BEGIN Supplied material

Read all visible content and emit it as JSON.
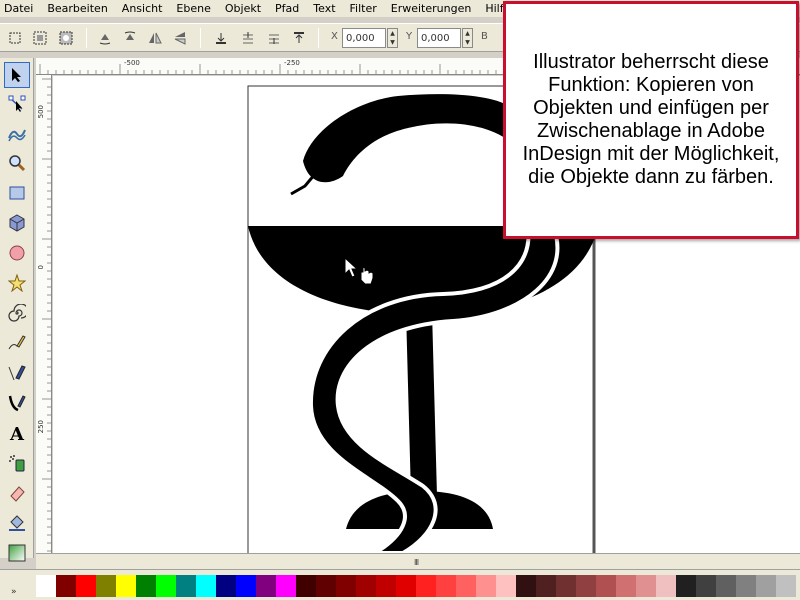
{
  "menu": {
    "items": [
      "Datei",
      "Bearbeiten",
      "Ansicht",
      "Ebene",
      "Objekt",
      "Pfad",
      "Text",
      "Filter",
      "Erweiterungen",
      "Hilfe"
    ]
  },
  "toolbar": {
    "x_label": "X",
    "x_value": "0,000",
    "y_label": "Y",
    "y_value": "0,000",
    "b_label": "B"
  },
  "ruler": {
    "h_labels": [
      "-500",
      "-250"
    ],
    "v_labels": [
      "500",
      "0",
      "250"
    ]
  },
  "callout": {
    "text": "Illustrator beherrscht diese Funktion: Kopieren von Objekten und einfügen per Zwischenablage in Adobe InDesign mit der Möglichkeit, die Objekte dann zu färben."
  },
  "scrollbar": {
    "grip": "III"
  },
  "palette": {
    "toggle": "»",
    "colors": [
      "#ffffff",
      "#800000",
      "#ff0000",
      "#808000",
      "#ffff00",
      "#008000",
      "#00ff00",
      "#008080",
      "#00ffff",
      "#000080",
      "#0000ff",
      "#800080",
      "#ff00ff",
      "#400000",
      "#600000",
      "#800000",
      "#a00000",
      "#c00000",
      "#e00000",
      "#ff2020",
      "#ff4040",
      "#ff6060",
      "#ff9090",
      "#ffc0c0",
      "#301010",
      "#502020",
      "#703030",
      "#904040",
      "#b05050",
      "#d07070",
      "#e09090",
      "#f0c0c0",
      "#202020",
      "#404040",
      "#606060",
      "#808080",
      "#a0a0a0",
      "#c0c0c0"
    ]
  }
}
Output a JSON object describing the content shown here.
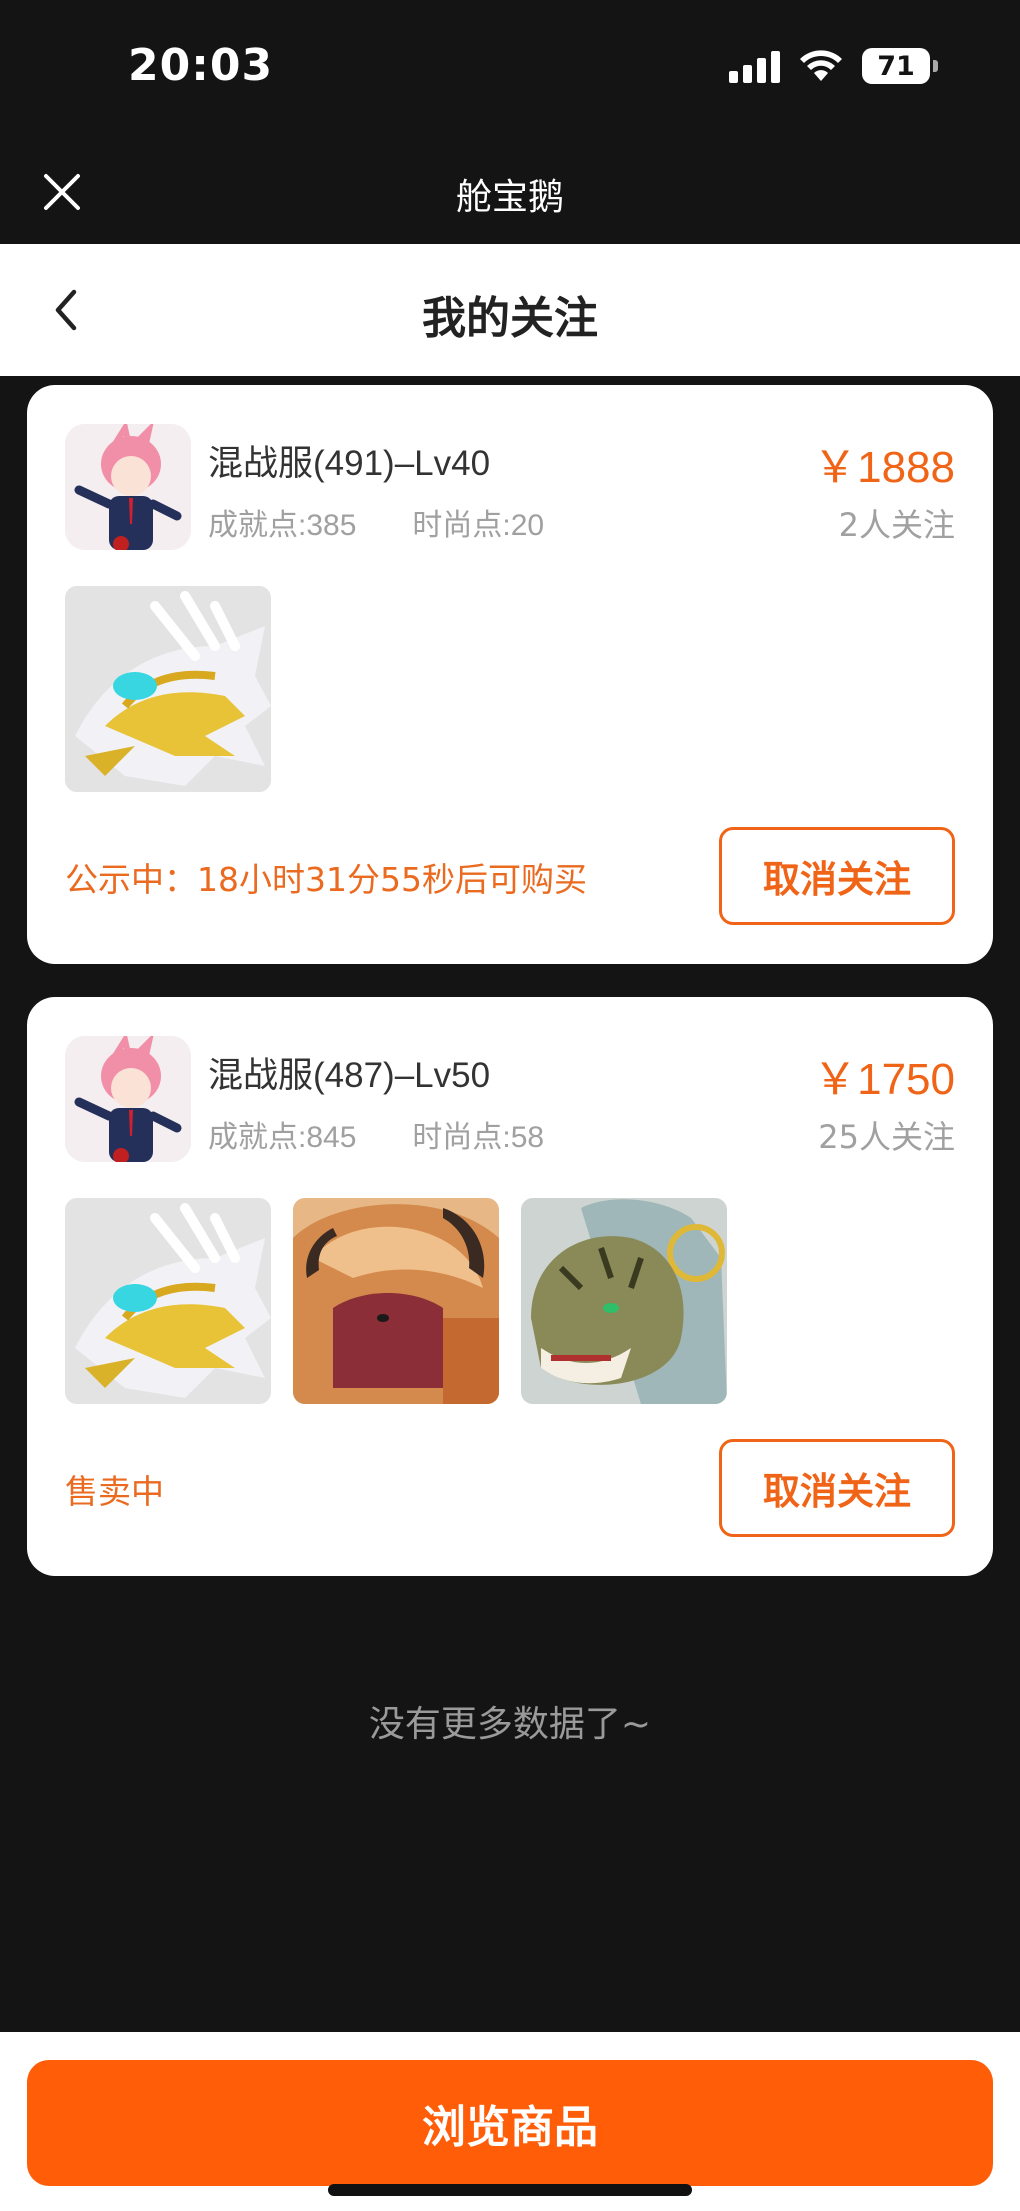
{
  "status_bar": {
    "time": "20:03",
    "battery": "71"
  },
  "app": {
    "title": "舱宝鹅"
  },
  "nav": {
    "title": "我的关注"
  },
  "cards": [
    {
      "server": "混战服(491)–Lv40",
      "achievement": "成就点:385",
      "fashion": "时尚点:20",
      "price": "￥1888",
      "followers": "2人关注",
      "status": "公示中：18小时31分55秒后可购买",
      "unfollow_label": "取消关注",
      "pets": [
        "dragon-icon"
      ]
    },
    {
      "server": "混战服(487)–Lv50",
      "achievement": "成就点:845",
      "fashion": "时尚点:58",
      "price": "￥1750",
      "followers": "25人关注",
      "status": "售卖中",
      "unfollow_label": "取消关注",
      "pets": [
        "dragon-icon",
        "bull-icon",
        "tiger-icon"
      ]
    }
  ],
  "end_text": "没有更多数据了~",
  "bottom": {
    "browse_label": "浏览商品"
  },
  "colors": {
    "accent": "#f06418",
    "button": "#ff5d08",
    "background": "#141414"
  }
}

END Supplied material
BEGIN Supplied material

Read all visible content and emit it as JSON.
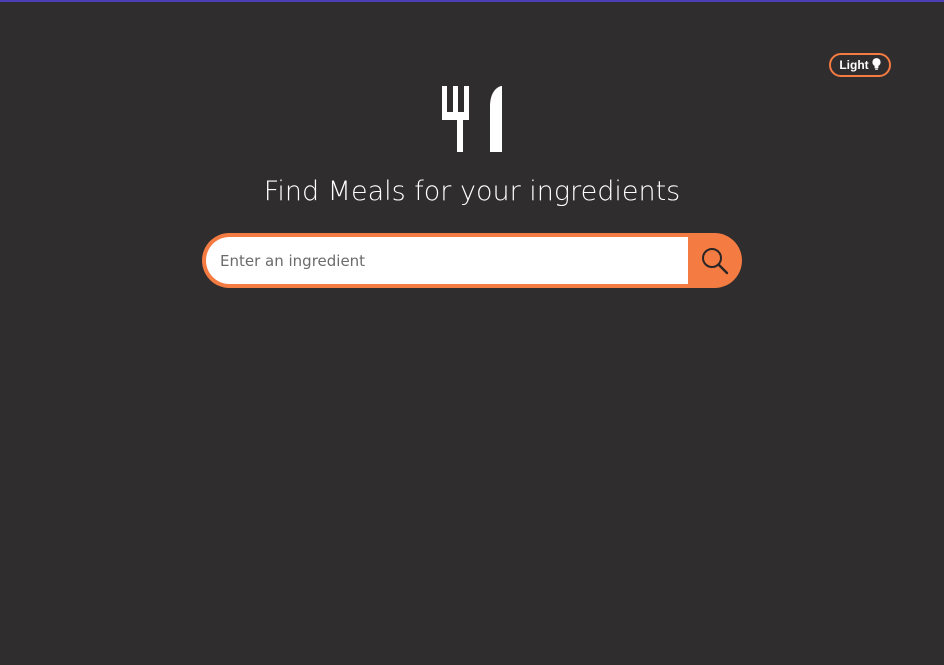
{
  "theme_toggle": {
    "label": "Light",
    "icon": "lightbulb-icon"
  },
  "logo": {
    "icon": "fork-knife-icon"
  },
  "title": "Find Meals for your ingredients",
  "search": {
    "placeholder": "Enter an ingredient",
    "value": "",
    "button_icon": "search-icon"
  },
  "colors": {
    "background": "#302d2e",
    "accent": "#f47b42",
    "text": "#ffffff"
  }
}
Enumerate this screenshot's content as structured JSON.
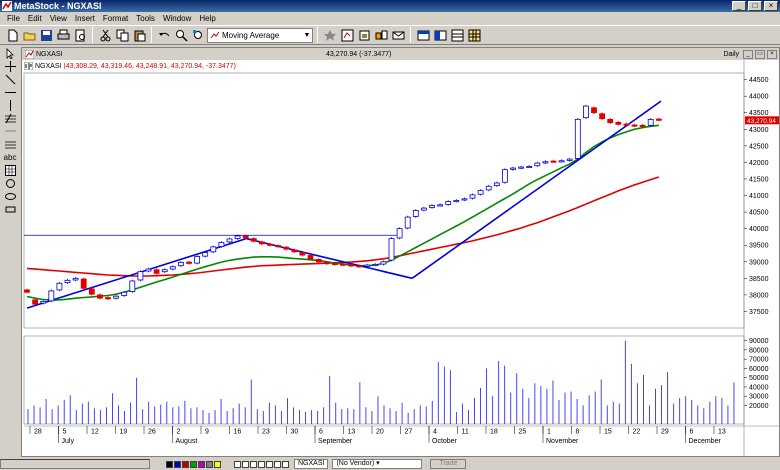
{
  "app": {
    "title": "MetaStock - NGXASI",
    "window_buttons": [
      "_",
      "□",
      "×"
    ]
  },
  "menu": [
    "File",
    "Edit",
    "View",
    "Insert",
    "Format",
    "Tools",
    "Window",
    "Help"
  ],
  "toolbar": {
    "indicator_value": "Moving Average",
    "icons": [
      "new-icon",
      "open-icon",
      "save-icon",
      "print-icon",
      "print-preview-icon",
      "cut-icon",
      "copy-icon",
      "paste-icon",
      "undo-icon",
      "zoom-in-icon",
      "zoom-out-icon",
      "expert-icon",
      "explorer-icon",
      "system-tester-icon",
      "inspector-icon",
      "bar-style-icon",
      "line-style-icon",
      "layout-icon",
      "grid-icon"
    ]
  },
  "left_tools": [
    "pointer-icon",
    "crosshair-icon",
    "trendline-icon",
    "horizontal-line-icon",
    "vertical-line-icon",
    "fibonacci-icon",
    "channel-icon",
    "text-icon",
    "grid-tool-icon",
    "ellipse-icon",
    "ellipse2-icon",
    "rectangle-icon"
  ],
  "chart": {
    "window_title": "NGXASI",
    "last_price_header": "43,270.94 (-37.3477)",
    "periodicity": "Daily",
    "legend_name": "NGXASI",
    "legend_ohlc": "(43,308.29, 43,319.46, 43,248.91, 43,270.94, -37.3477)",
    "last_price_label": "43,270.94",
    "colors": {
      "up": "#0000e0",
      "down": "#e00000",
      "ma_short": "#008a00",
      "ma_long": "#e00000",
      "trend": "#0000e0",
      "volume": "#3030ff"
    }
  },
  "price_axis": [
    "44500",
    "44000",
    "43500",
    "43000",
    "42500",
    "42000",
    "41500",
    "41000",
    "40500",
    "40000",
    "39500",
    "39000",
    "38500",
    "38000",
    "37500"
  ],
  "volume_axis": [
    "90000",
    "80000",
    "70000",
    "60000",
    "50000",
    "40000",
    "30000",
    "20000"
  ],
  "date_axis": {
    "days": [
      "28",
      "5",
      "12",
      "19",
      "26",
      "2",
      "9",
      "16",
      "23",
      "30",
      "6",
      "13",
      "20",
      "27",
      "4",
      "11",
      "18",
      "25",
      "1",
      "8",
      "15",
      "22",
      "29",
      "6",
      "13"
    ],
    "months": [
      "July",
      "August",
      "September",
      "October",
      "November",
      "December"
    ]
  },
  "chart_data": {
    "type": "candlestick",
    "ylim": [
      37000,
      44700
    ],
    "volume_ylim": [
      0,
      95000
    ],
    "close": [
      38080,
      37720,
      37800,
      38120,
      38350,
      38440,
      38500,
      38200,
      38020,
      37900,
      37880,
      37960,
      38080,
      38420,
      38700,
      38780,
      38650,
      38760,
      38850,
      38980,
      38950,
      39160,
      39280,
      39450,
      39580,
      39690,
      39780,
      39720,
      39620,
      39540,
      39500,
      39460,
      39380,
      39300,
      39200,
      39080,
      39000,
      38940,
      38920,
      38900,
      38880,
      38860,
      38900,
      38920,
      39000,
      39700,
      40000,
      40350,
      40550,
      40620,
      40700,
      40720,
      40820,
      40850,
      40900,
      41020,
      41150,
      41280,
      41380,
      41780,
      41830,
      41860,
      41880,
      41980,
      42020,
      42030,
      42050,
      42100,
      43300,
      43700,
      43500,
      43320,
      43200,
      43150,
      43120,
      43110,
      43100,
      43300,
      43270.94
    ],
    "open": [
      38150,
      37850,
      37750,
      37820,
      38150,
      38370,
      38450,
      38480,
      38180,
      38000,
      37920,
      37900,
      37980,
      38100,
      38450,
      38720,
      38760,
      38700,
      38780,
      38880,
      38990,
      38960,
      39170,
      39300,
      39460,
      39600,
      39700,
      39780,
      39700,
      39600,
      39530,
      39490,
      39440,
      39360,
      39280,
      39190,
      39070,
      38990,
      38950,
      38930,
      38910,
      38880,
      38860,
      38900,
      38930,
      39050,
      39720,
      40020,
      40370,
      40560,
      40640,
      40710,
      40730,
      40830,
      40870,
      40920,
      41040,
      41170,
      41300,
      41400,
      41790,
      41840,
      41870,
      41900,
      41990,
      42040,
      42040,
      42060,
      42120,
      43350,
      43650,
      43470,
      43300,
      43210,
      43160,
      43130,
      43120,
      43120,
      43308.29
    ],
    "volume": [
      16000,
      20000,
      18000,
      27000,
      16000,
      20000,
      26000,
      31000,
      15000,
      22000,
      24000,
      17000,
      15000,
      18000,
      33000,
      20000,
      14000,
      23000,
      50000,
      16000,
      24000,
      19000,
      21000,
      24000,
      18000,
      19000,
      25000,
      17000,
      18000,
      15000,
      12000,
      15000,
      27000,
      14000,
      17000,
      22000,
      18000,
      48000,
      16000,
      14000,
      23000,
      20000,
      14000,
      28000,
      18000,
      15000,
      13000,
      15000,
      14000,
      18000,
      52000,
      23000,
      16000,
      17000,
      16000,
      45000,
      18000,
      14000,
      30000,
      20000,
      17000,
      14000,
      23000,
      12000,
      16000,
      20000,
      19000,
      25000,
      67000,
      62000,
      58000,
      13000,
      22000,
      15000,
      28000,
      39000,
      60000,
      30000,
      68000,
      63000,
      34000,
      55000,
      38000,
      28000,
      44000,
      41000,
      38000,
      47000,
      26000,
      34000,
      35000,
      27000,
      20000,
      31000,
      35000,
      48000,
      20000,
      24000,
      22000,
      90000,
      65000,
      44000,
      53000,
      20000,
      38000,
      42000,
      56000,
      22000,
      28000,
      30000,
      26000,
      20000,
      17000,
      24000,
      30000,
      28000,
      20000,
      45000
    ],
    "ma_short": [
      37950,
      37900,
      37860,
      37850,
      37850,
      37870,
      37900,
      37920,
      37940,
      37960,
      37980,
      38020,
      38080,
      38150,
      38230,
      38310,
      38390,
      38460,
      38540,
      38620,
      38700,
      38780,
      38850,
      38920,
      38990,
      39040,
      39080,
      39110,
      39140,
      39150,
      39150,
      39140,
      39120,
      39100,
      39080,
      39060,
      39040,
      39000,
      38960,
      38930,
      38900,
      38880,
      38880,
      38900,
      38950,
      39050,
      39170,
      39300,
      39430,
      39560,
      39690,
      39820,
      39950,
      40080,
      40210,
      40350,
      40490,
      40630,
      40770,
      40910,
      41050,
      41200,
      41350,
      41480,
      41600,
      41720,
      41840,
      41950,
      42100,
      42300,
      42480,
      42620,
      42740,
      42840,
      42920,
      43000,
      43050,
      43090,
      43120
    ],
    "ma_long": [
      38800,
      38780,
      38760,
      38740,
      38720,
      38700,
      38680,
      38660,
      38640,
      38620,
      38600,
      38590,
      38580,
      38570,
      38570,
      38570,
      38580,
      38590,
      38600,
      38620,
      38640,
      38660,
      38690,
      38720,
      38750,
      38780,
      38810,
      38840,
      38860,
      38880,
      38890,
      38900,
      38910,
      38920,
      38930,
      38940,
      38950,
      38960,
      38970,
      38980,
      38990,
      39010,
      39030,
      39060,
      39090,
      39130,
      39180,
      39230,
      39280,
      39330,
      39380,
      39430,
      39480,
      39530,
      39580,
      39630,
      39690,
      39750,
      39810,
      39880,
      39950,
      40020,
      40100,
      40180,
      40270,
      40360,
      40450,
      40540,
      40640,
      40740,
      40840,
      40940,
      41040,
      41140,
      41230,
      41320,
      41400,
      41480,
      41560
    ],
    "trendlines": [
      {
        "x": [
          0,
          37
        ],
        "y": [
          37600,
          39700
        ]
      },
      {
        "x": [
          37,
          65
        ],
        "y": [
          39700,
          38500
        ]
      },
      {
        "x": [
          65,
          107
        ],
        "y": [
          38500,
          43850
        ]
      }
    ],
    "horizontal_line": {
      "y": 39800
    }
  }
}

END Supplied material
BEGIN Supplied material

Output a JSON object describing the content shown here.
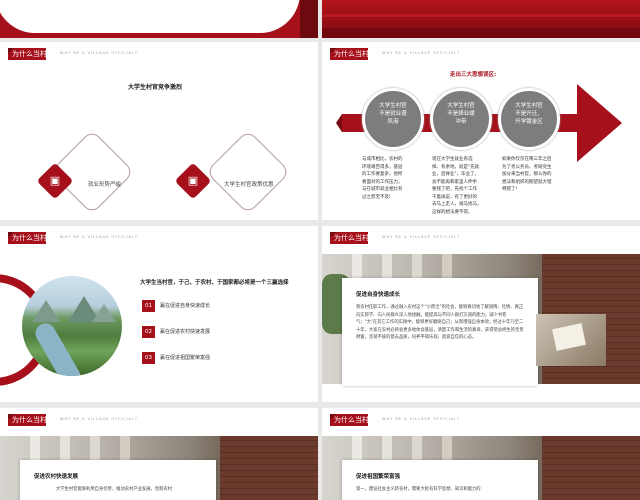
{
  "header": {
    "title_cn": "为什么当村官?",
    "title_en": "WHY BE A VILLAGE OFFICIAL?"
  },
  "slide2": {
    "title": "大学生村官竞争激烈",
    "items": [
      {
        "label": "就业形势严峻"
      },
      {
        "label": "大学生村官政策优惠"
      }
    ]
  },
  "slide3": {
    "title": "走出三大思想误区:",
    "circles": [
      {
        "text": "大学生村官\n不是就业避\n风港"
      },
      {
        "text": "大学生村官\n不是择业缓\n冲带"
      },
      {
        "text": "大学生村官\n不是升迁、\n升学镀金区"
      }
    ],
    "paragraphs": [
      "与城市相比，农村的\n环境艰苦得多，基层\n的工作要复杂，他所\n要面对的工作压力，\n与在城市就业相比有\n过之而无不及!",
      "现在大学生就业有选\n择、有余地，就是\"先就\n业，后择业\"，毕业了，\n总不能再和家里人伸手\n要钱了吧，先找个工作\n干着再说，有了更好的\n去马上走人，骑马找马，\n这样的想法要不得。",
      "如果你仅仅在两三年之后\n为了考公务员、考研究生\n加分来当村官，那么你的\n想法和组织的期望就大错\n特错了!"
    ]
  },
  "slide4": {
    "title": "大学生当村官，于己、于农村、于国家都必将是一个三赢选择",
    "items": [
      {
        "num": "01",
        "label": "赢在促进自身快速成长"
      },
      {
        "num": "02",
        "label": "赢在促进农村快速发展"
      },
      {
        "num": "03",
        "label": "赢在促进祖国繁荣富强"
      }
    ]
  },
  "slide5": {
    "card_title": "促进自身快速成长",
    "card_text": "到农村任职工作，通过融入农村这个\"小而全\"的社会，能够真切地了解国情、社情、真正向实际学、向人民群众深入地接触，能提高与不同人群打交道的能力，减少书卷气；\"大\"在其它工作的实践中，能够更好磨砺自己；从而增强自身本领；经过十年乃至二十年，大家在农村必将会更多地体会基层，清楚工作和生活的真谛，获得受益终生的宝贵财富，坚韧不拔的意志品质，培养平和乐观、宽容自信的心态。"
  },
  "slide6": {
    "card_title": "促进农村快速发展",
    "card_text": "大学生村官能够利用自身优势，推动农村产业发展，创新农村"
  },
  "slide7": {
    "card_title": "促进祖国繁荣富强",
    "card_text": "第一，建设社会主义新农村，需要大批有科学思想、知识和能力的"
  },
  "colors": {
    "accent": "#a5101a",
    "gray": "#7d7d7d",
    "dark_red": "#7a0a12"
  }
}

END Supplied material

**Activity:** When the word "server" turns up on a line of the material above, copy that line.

**Your solution:**
      "server": "混战服(491)–Lv40",
      "server": "混战服(487)–Lv50",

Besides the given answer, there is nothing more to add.